It’s fine used in preserves and guilt-free too. I also make my own quick jam with it (using the Bullet blender).

Reply

Debbie October 16, 2012 at 9:10 pm

It works fine in freezer jam recipes. I use homemade green stevia powder in my freezer jam.

Reply

John David March 3, 2011 at 11:36 pm

Fortunately you do NOT add erythritol (a polyol) sweetener to your products. I was the first person to put info on the Internet that Erythritol
bothered my eyes (Aspartame & Sucralose do same). I get pains in the eyes within minutes if a product has Erythritol added to it.
Google Erythritol dangers or side effects and see for yourselves. Many people are reporting the same effect and other more
severe side effects. Although Erythritol may not be listed on the label, many stevia sweetented foods, beverages or snacks contain
it.

Reply

HILLMAN October 2, 2011 at 12:58 am

That’s quite a surprise! And I’ve never heard of someones eyes hurting from an ingredient. I buy mine only at the healthfood store and make sure it says pure Stevia, no additives. But thank you for the tip. . .

Reply

David Newby February 27, 2011 at 5:05 am

What I am finding at the stores has detrose. Are your products free from sugars.

Reply

Michelle Miller February 5, 2011 at 5:12 pm

What kind of stevia powder do you use in your chocolate chip recipe? All stevia is not equivalent! Please advise.

Reply

HILLMAN October 2, 2011 at 12:59 am

I use the pure dried leaf Stevia in my baking….

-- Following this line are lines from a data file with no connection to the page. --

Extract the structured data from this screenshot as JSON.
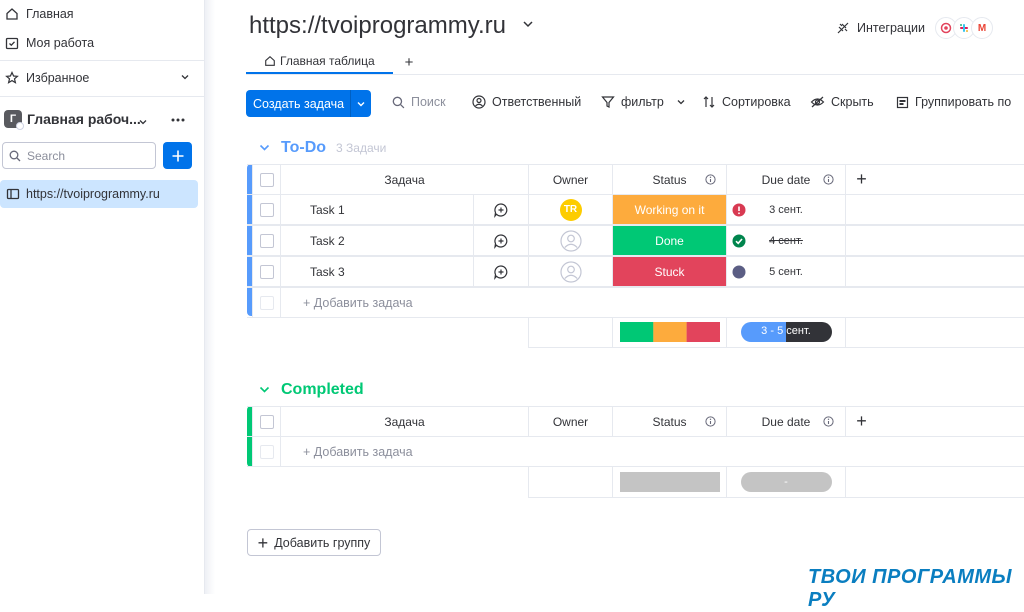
{
  "sidebar": {
    "home": "Главная",
    "my_work": "Моя работа",
    "favorites": "Избранное",
    "workspace_letter": "Г",
    "workspace_name": "Главная рабоч...",
    "search_placeholder": "Search",
    "board": "https://tvoiprogrammy.ru"
  },
  "header": {
    "title": "https://tvoiprogrammy.ru",
    "integrations": "Интеграции",
    "tab_main": "Главная таблица",
    "tab_add": "+"
  },
  "toolbar": {
    "create": "Создать задача",
    "search": "Поиск",
    "owner": "Ответственный",
    "filter": "фильтр",
    "sort": "Сортировка",
    "hide": "Скрыть",
    "group_by": "Группировать по"
  },
  "columns": {
    "task": "Задача",
    "owner": "Owner",
    "status": "Status",
    "due": "Due date",
    "add": "+"
  },
  "groups": [
    {
      "title": "To-Do",
      "count": "3 Задачи",
      "color": "#579bfc",
      "tasks": [
        {
          "name": "Task 1",
          "owner": "TR",
          "status": "Working on it",
          "status_color": "#fdab3d",
          "due": "3 сент.",
          "due_icon": "alert-icon"
        },
        {
          "name": "Task 2",
          "owner": "",
          "status": "Done",
          "status_color": "#00c875",
          "due": "4 сент.",
          "due_icon": "check-icon"
        },
        {
          "name": "Task 3",
          "owner": "",
          "status": "Stuck",
          "status_color": "#e2445c",
          "due": "5 сент.",
          "due_icon": "dot-icon"
        }
      ],
      "add_task": "+ Добавить задача",
      "summary_due": "3 - 5 сент."
    },
    {
      "title": "Completed",
      "count": "",
      "color": "#00c875",
      "tasks": [],
      "add_task": "+ Добавить задача",
      "summary_due": "-"
    }
  ],
  "add_group": "Добавить группу",
  "watermark": "ТВОИ ПРОГРАММЫ РУ"
}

Reply

Bianca Ober March 15, 2014 at 6:32 am

First of all I would like to know if diabetics can use stevia as a sweetener if so
I am interésted in using stevia for baking which kind do You recomend..?

Reply

Sanjiv March 17, 2014 at 12:45 pm

What do you mean by “type of element” ? Will you please explain.

Reply

Leave a Comment